▸ **TASK DETAILS**: Scan the entries below for the string "меню" and copy every line where it turns up.

BEGIN

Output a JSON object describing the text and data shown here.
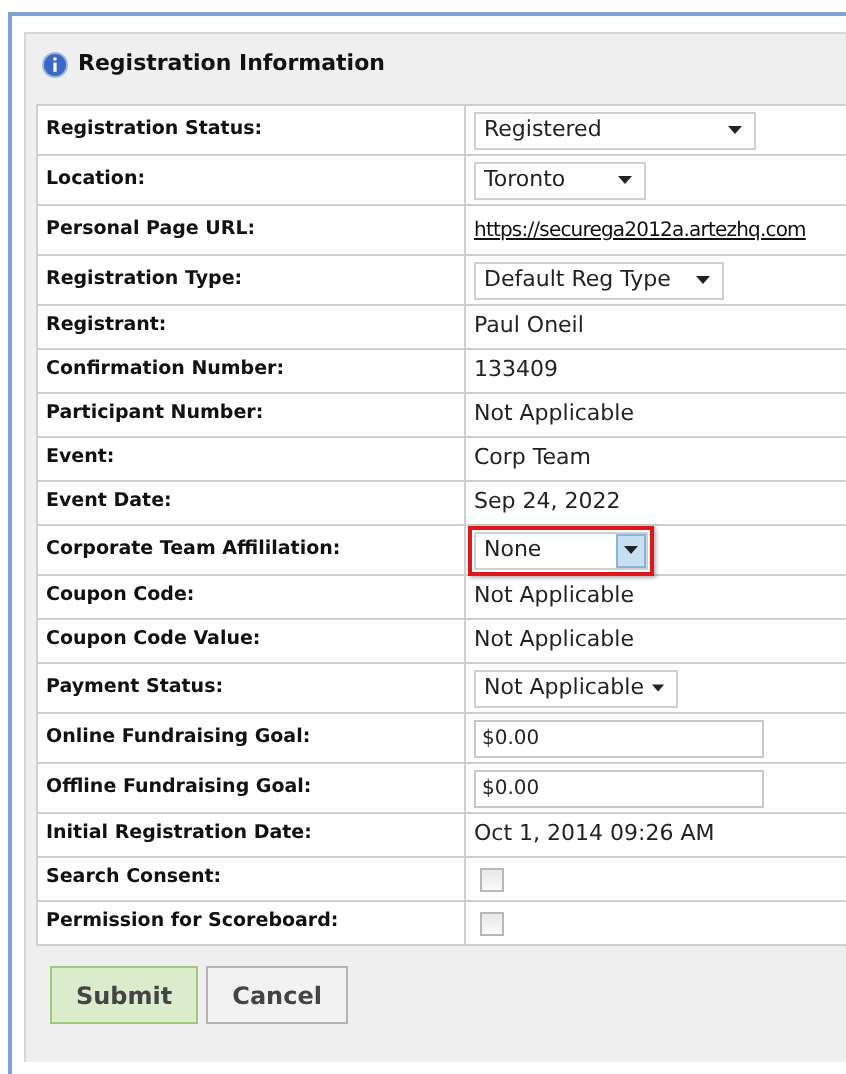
{
  "panel": {
    "title": "Registration Information"
  },
  "rows": [
    {
      "label": "Registration Status:",
      "kind": "select",
      "value": "Registered",
      "highlighted": false
    },
    {
      "label": "Location:",
      "kind": "select",
      "value": "Toronto",
      "highlighted": false
    },
    {
      "label": "Personal Page URL:",
      "kind": "link",
      "value": "https://securega2012a.artezhq.com"
    },
    {
      "label": "Registration Type:",
      "kind": "select",
      "value": "Default Reg Type",
      "highlighted": false
    },
    {
      "label": "Registrant:",
      "kind": "text",
      "value": "Paul Oneil"
    },
    {
      "label": "Confirmation Number:",
      "kind": "text",
      "value": "133409"
    },
    {
      "label": "Participant Number:",
      "kind": "text",
      "value": "Not Applicable"
    },
    {
      "label": "Event:",
      "kind": "text",
      "value": "Corp Team"
    },
    {
      "label": "Event Date:",
      "kind": "text",
      "value": "Sep 24, 2022"
    },
    {
      "label": "Corporate Team Affililation:",
      "kind": "select",
      "value": "None",
      "highlighted": true
    },
    {
      "label": "Coupon Code:",
      "kind": "text",
      "value": "Not Applicable"
    },
    {
      "label": "Coupon Code Value:",
      "kind": "text",
      "value": "Not Applicable"
    },
    {
      "label": "Payment Status:",
      "kind": "select",
      "value": "Not Applicable",
      "highlighted": false
    },
    {
      "label": "Online Fundraising Goal:",
      "kind": "input",
      "value": "$0.00"
    },
    {
      "label": "Offline Fundraising Goal:",
      "kind": "input",
      "value": "$0.00"
    },
    {
      "label": "Initial Registration Date:",
      "kind": "text",
      "value": "Oct 1, 2014 09:26 AM"
    },
    {
      "label": "Search Consent:",
      "kind": "checkbox",
      "checked": false
    },
    {
      "label": "Permission for Scoreboard:",
      "kind": "checkbox",
      "checked": false
    }
  ],
  "buttons": [
    {
      "label": "Submit",
      "kind": "primary"
    },
    {
      "label": "Cancel",
      "kind": "secondary"
    }
  ]
}
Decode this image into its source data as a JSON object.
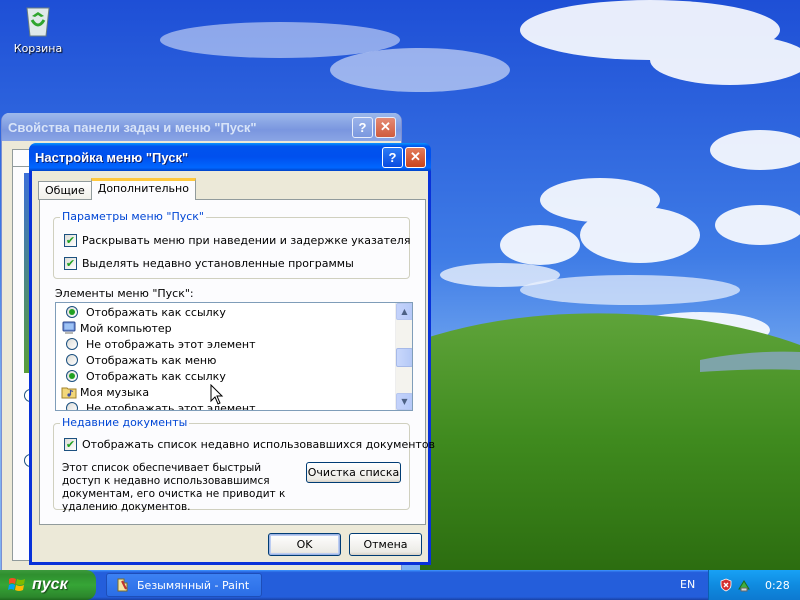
{
  "desktop": {
    "recycle_bin_label": "Корзина"
  },
  "back_window": {
    "title": "Свойства панели задач и меню \"Пуск\"",
    "help_glyph": "?",
    "close_glyph": "✕"
  },
  "dialog": {
    "title": "Настройка меню \"Пуск\"",
    "help_glyph": "?",
    "close_glyph": "✕",
    "tabs": [
      {
        "label": "Общие",
        "active": false
      },
      {
        "label": "Дополнительно",
        "active": true
      }
    ],
    "start_menu_settings": {
      "legend": "Параметры меню \"Пуск\"",
      "options": [
        {
          "label": "Раскрывать меню при наведении и задержке указателя",
          "checked": true
        },
        {
          "label": "Выделять недавно установленные программы",
          "checked": true
        }
      ]
    },
    "items_label": "Элементы меню \"Пуск\":",
    "items_list": [
      {
        "kind": "radio",
        "label": "Отображать как ссылку",
        "selected": true
      },
      {
        "kind": "header",
        "icon": "my-computer-icon",
        "label": "Мой компьютер"
      },
      {
        "kind": "radio",
        "label": "Не отображать этот элемент",
        "selected": false
      },
      {
        "kind": "radio",
        "label": "Отображать как меню",
        "selected": false
      },
      {
        "kind": "radio",
        "label": "Отображать как ссылку",
        "selected": true
      },
      {
        "kind": "header",
        "icon": "my-music-icon",
        "label": "Моя музыка"
      },
      {
        "kind": "radio",
        "label": "Не отображать этот элемент",
        "selected": false
      }
    ],
    "recent_docs": {
      "legend": "Недавние документы",
      "checkbox_label": "Отображать список недавно использовавшихся документов",
      "checked": true,
      "description": "Этот список обеспечивает быстрый доступ к недавно использовавшимся документам, его очистка не приводит к удалению документов.",
      "clear_button": "Очистка списка"
    },
    "ok_button": "OK",
    "cancel_button": "Отмена"
  },
  "taskbar": {
    "start_label": "пуск",
    "task_paint_label": "Безымянный - Paint",
    "language": "EN",
    "clock": "0:28"
  },
  "colors": {
    "xp_blue": "#0054e3",
    "start_green": "#36a536",
    "group_legend_blue": "#0046d5",
    "check_green": "#21a121"
  }
}
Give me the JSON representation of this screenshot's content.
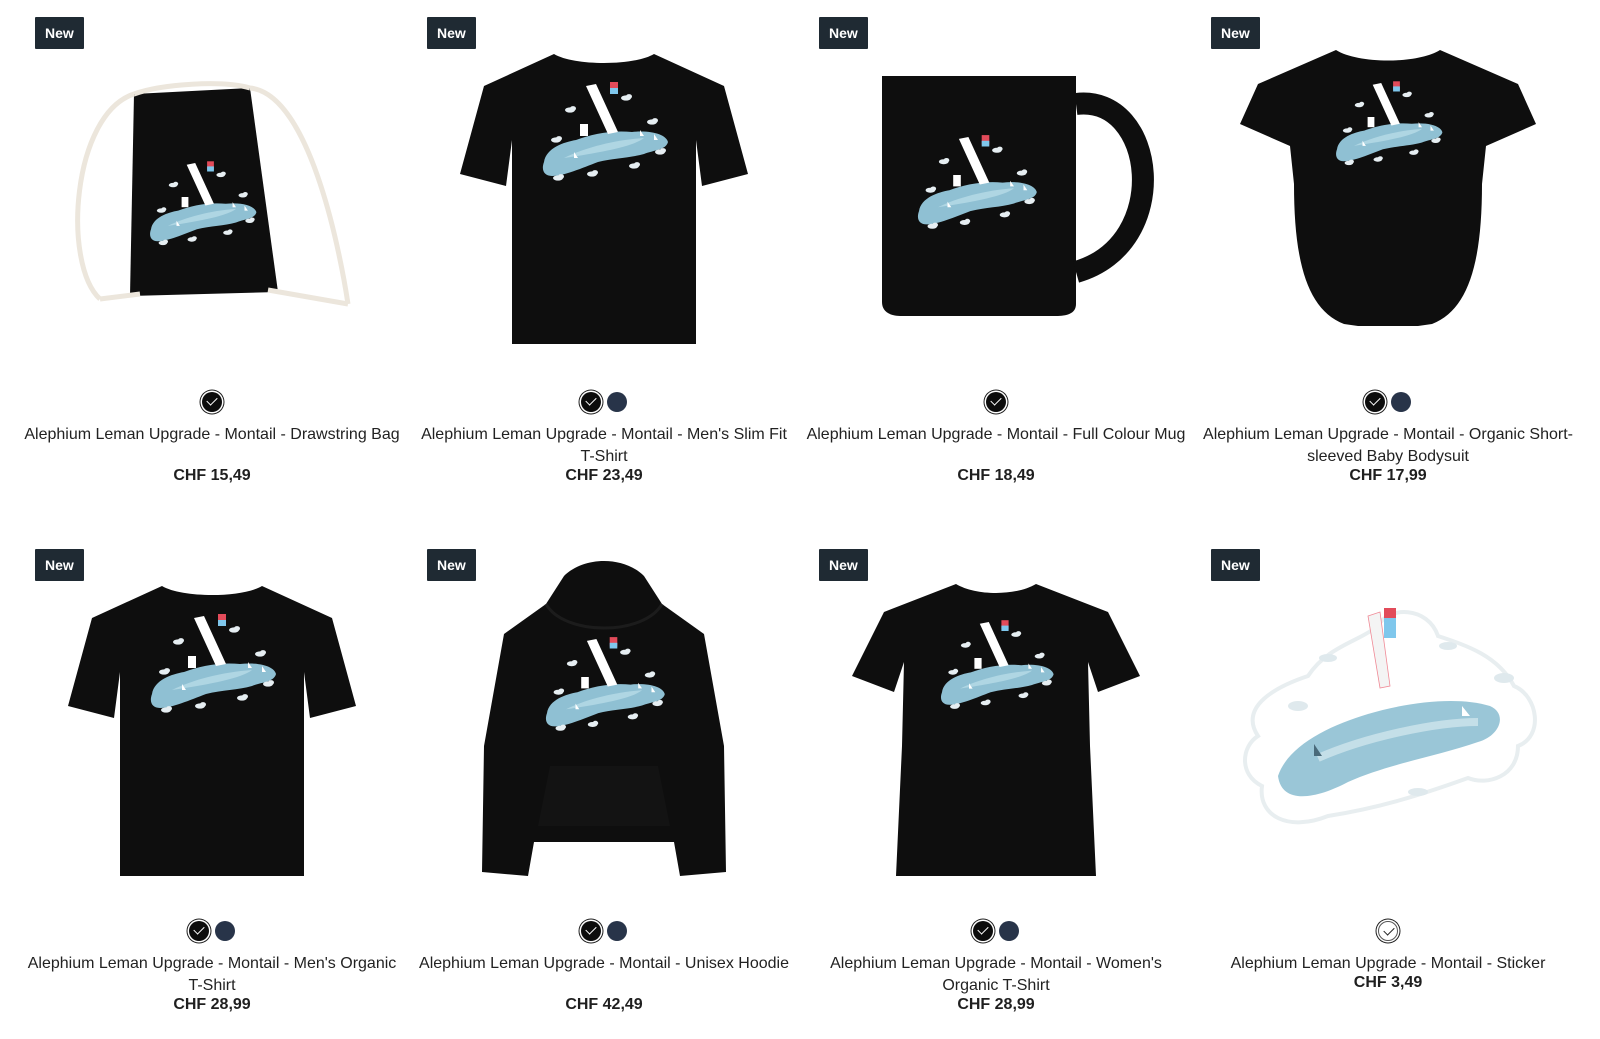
{
  "badge_label": "New",
  "colors": {
    "badge_bg": "#1f2a33",
    "black": "#0c0c0c",
    "navy": "#283449",
    "white": "#ffffff",
    "lake": "#8fbfd2"
  },
  "products": [
    {
      "title": "Alephium Leman Upgrade - Montail - Drawstring Bag",
      "price": "CHF 15,49",
      "product_type": "drawstring-bag",
      "swatches": [
        {
          "color": "black",
          "selected": true
        }
      ]
    },
    {
      "title": "Alephium Leman Upgrade - Montail - Men's Slim Fit T-Shirt",
      "price": "CHF 23,49",
      "product_type": "tshirt",
      "swatches": [
        {
          "color": "black",
          "selected": true
        },
        {
          "color": "navy",
          "selected": false
        }
      ]
    },
    {
      "title": "Alephium Leman Upgrade - Montail - Full Colour Mug",
      "price": "CHF 18,49",
      "product_type": "mug",
      "swatches": [
        {
          "color": "black",
          "selected": true
        }
      ]
    },
    {
      "title": "Alephium Leman Upgrade - Montail - Organic Short-sleeved Baby Bodysuit",
      "price": "CHF 17,99",
      "product_type": "bodysuit",
      "swatches": [
        {
          "color": "black",
          "selected": true
        },
        {
          "color": "navy",
          "selected": false
        }
      ]
    },
    {
      "title": "Alephium Leman Upgrade - Montail - Men's Organic T-Shirt",
      "price": "CHF 28,99",
      "product_type": "tshirt",
      "swatches": [
        {
          "color": "black",
          "selected": true
        },
        {
          "color": "navy",
          "selected": false
        }
      ]
    },
    {
      "title": "Alephium Leman Upgrade - Montail - Unisex Hoodie",
      "price": "CHF 42,49",
      "product_type": "hoodie",
      "swatches": [
        {
          "color": "black",
          "selected": true
        },
        {
          "color": "navy",
          "selected": false
        }
      ]
    },
    {
      "title": "Alephium Leman Upgrade - Montail - Women's Organic T-Shirt",
      "price": "CHF 28,99",
      "product_type": "womens-tshirt",
      "swatches": [
        {
          "color": "black",
          "selected": true
        },
        {
          "color": "navy",
          "selected": false
        }
      ]
    },
    {
      "title": "Alephium Leman Upgrade - Montail - Sticker",
      "price": "CHF 3,49",
      "product_type": "sticker",
      "swatches": [
        {
          "color": "white",
          "selected": true
        }
      ]
    }
  ]
}
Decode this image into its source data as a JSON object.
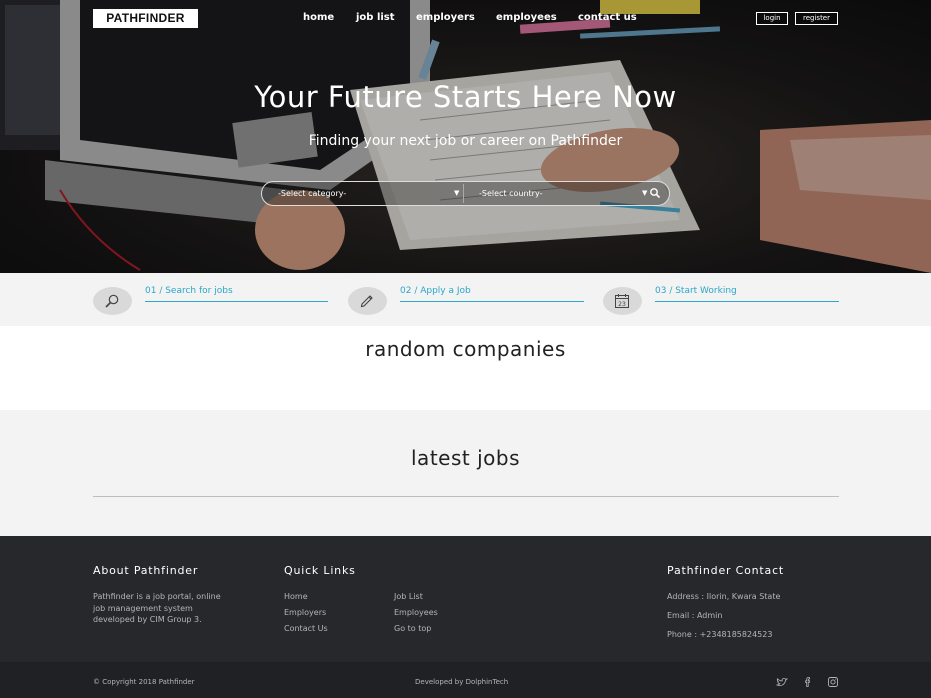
{
  "brand": {
    "logo": "PATHFINDER"
  },
  "nav": {
    "items": [
      "home",
      "job list",
      "employers",
      "employees",
      "contact us"
    ]
  },
  "auth": {
    "login": "login",
    "register": "register"
  },
  "hero": {
    "title": "Your Future Starts Here Now",
    "subtitle": "Finding your next job or career on Pathfinder",
    "category_select": "-Select category-",
    "country_select": "-Select country-"
  },
  "steps": [
    {
      "label": "01 / Search for jobs",
      "icon": "magnifier-icon"
    },
    {
      "label": "02 / Apply a Job",
      "icon": "pencil-icon"
    },
    {
      "label": "03 / Start Working",
      "icon": "calendar-icon",
      "icon_text": "23"
    }
  ],
  "sections": {
    "companies_title": "random companies",
    "latest_title": "latest jobs"
  },
  "footer": {
    "about": {
      "title": "About Pathfinder",
      "lines": [
        "Pathfinder is a job portal, online",
        "job management system",
        "developed by CIM Group 3."
      ]
    },
    "quick_links": {
      "title": "Quick Links",
      "col1": [
        "Home",
        "Employers",
        "Contact Us"
      ],
      "col2": [
        "Job List",
        "Employees",
        "Go to top"
      ]
    },
    "contact": {
      "title": "Pathfinder Contact",
      "address": "Address : Ilorin, Kwara State",
      "email": "Email : Admin",
      "phone": "Phone : +2348185824523"
    },
    "copyright": "© Copyright 2018 Pathfinder",
    "developer": "Developed by DolphinTech",
    "social_icons": [
      "twitter-icon",
      "facebook-icon",
      "instagram-icon"
    ]
  },
  "colors": {
    "accent": "#2aa7c9",
    "footer_bg": "#27282c",
    "section_bg": "#f3f3f3"
  }
}
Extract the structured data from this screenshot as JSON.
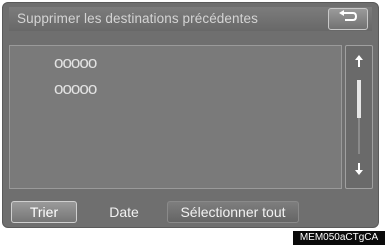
{
  "header": {
    "title": "Supprimer les destinations précédentes",
    "back_icon": "return-arrow-icon"
  },
  "list": {
    "items": [
      {
        "label": "ooooo"
      },
      {
        "label": "ooooo"
      }
    ]
  },
  "scrollbar": {
    "up_icon": "scroll-up-arrow-icon",
    "down_icon": "scroll-down-arrow-icon"
  },
  "bottom_bar": {
    "sort_label": "Trier",
    "date_label": "Date",
    "select_all_label": "Sélectionner tout"
  },
  "watermark": "MEM050aCTgCA"
}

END

▸ **WORKED SOLUTION**:
    "title": "Свойства панели задач и меню \"Пуск\"",
    "title": "Настройка меню \"Пуск\"",
      "legend": "Параметры меню \"Пуск\"",
          "label": "Раскрывать меню при наведении и задержке указателя",
    "items_label": "Элементы меню \"Пуск\":",
        "label": "Отображать как меню",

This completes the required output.